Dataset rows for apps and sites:

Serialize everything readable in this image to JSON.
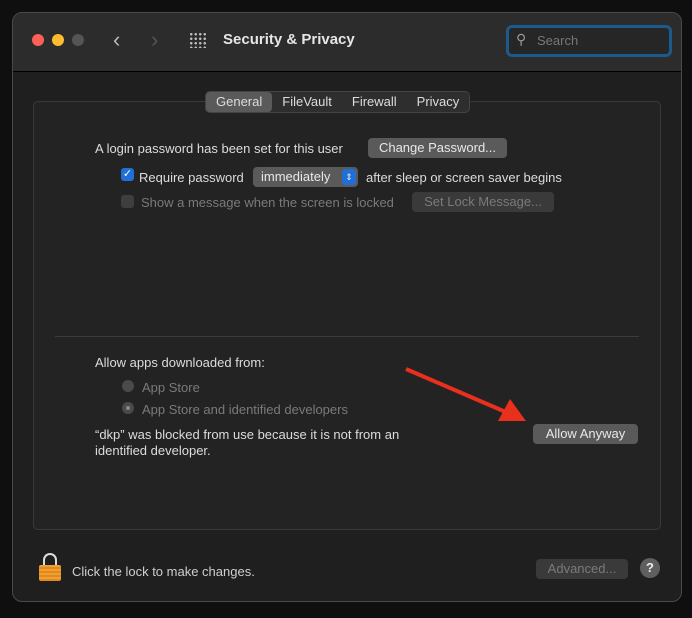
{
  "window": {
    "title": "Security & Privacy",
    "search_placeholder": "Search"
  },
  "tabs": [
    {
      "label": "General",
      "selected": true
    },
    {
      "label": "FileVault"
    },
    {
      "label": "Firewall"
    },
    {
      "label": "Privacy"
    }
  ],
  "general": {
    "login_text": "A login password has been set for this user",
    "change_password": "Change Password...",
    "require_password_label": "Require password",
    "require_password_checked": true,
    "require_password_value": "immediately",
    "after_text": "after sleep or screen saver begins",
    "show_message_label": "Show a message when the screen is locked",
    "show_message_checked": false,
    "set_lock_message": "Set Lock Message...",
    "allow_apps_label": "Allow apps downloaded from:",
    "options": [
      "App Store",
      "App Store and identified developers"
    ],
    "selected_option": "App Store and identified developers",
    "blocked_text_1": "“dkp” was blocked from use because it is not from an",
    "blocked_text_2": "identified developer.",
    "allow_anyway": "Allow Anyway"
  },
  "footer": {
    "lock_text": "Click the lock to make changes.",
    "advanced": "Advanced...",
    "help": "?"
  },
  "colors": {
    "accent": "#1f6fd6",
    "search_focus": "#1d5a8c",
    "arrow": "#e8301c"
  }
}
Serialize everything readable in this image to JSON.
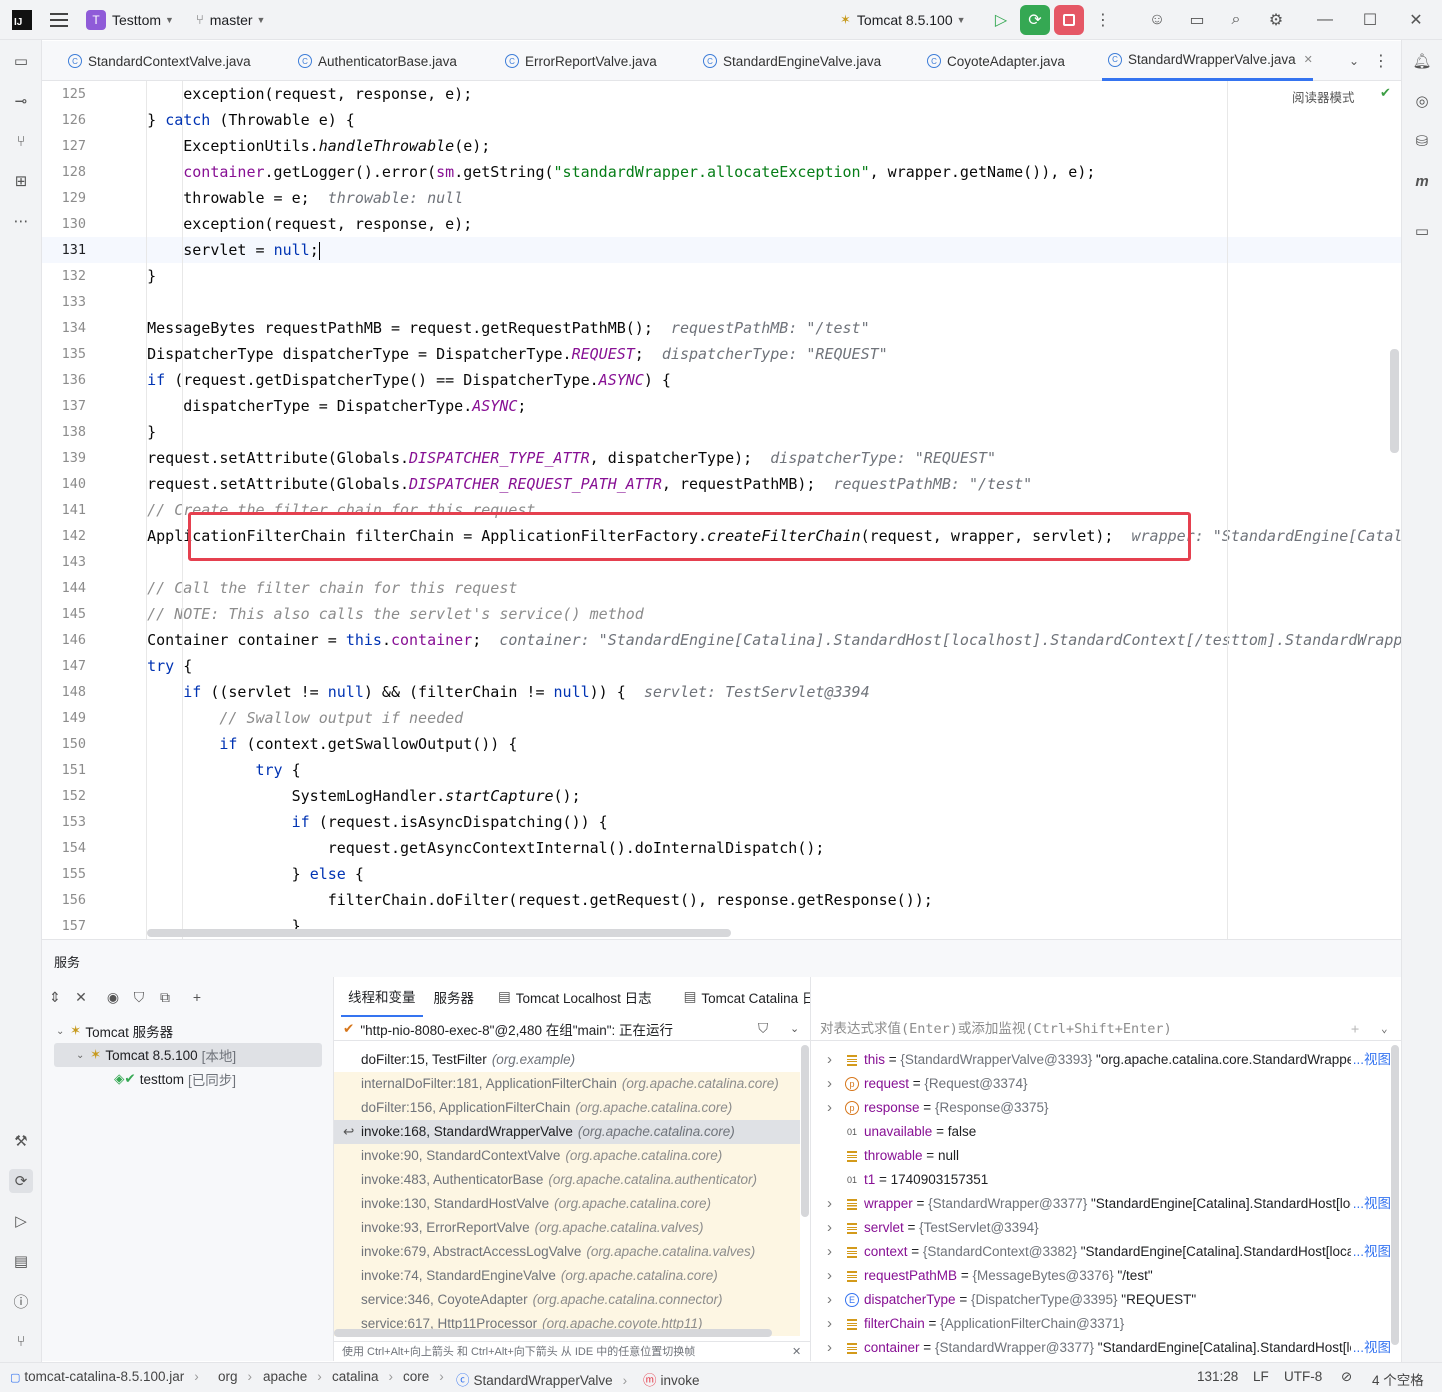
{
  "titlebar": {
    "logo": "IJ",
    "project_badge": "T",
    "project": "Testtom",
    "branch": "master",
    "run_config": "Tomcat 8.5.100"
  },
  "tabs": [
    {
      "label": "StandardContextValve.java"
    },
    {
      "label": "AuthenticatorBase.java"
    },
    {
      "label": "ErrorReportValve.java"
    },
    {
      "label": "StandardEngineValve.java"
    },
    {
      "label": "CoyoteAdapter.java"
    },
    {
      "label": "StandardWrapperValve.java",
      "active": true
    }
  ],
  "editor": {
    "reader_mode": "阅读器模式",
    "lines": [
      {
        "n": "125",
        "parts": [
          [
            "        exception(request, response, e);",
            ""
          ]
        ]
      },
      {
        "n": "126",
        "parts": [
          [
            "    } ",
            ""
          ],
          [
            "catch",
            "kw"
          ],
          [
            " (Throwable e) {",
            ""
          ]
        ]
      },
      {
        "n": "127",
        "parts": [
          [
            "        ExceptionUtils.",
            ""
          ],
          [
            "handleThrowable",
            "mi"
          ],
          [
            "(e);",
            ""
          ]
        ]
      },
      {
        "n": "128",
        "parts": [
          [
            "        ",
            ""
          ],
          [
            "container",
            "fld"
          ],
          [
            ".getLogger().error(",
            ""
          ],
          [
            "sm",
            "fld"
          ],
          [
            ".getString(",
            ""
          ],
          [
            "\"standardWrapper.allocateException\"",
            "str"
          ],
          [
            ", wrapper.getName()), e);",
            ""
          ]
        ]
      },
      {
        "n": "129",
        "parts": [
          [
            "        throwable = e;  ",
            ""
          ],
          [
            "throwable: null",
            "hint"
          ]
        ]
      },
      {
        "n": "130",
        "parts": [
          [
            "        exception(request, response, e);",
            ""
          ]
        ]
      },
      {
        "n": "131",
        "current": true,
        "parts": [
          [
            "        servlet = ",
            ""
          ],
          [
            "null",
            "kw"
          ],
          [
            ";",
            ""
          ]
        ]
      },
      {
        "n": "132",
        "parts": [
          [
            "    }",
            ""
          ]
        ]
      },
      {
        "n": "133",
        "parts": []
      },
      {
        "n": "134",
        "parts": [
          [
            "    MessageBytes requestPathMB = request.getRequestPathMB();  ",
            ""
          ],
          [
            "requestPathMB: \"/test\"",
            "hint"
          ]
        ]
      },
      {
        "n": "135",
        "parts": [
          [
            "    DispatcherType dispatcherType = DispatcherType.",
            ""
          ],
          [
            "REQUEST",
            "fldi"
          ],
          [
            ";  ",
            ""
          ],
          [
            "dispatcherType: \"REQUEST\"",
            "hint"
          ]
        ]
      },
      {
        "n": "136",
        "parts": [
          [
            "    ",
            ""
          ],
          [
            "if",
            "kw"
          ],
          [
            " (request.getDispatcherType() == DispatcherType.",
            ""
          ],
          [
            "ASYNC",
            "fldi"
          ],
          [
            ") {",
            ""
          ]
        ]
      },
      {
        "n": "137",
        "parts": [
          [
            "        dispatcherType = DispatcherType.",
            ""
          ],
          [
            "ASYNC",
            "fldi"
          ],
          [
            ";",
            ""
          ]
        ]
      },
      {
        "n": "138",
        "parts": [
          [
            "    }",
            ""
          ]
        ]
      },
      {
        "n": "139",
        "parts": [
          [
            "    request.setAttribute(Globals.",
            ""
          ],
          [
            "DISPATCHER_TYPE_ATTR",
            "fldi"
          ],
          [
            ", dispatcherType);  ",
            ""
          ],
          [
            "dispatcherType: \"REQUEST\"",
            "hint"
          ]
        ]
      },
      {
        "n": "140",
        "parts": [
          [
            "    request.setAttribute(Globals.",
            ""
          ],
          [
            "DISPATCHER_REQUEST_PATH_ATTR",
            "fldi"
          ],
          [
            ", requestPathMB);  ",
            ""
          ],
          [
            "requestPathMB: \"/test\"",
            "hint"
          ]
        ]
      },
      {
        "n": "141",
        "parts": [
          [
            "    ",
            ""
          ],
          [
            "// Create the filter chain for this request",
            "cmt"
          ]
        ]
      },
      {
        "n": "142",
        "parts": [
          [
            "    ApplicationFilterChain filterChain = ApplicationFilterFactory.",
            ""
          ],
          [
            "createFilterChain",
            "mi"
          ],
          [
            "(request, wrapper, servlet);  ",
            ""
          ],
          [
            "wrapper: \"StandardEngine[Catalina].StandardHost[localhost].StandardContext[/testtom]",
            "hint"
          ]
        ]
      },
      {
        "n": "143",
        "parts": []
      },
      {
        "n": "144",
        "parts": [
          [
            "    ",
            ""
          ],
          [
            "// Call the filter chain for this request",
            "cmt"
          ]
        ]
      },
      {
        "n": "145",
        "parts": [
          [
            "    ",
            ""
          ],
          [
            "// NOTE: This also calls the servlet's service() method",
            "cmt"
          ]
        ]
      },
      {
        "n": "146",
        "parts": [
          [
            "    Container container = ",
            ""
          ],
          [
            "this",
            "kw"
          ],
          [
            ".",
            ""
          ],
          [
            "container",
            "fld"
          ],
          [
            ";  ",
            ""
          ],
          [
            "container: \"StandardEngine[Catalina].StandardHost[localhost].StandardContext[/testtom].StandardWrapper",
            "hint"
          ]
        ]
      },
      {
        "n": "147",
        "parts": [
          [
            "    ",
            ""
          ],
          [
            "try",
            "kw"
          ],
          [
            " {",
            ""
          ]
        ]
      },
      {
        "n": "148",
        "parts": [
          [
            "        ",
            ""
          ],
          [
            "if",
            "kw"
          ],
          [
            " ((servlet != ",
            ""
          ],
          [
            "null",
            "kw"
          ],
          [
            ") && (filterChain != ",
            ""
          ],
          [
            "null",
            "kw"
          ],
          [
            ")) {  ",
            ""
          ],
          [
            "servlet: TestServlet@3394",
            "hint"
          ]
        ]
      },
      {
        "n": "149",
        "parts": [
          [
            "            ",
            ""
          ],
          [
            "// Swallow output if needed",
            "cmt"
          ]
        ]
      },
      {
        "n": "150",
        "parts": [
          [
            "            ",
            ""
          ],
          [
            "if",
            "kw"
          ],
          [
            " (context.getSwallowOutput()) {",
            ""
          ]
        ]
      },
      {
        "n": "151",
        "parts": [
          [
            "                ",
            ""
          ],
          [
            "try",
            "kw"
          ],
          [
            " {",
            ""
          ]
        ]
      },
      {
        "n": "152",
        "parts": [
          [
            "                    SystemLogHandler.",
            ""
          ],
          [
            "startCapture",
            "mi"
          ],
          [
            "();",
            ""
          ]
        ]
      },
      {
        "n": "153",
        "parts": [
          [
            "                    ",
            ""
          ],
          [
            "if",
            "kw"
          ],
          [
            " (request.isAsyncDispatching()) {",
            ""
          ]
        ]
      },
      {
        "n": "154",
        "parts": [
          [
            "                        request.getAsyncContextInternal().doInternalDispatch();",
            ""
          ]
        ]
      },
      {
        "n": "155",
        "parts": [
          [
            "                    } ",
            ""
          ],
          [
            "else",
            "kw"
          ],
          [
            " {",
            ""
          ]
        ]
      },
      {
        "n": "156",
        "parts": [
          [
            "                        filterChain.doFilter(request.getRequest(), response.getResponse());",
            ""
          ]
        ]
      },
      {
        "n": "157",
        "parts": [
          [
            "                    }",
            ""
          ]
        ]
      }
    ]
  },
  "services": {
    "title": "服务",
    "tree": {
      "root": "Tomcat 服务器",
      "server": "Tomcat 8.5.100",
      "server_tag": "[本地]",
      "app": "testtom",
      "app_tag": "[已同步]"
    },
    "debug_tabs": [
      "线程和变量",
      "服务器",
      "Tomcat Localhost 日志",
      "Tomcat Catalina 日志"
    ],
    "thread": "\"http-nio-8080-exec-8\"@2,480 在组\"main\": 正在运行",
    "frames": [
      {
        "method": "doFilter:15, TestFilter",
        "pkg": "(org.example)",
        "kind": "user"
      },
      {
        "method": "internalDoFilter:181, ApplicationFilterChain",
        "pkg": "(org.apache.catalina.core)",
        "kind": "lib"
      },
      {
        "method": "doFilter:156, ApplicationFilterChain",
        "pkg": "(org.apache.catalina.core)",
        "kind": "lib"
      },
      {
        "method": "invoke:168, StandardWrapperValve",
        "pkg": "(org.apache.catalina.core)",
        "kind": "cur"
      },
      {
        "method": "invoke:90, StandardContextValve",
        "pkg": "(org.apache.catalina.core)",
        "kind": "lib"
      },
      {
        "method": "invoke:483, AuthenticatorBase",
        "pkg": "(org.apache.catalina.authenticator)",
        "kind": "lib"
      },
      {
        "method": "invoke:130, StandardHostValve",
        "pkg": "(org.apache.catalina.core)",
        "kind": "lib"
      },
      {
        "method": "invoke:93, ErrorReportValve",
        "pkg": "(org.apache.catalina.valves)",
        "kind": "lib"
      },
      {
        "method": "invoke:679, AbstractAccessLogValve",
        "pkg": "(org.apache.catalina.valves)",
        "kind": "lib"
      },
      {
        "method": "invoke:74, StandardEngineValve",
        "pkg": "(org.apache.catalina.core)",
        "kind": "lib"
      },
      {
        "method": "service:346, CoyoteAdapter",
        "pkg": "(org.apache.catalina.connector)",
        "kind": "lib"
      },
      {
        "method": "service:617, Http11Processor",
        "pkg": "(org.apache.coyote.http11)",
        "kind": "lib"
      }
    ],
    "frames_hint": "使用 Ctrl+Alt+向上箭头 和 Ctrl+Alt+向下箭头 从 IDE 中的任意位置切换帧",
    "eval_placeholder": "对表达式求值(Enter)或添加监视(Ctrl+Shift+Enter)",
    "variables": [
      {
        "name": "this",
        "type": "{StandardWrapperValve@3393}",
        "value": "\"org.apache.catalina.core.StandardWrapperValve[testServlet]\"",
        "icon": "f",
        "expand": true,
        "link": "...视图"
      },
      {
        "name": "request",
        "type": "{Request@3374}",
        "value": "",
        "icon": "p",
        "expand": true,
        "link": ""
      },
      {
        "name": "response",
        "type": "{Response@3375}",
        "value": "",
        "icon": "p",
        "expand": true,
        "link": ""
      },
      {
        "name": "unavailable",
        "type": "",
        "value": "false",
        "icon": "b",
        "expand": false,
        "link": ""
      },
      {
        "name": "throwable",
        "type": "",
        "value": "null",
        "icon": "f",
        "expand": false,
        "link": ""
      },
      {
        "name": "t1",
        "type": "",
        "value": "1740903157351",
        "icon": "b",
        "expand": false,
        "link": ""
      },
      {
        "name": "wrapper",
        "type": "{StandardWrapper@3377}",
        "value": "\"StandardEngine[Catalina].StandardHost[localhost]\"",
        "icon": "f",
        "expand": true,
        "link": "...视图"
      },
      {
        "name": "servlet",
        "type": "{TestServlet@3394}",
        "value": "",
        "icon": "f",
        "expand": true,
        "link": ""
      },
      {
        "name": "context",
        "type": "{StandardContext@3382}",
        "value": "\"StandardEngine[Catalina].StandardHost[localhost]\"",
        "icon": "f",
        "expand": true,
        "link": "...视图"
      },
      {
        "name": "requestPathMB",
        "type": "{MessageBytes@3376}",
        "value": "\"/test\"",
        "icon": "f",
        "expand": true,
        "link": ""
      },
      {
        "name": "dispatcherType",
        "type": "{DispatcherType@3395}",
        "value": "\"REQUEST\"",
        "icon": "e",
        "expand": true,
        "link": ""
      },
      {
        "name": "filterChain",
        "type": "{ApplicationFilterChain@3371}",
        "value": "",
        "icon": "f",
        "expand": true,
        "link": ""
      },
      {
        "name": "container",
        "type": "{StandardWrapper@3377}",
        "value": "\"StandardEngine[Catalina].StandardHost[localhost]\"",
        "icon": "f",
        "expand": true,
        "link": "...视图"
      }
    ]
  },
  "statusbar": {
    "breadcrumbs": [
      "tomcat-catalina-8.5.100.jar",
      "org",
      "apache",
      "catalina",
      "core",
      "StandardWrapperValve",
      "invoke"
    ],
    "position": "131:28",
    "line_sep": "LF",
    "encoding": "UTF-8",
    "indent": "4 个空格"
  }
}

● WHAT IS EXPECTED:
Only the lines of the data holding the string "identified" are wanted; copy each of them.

● SOLUTION TO THE EXERCISE:
      "App Store and identified developers"
    "selected_option": "App Store and identified developers",
    "blocked_text_2": "identified developer.",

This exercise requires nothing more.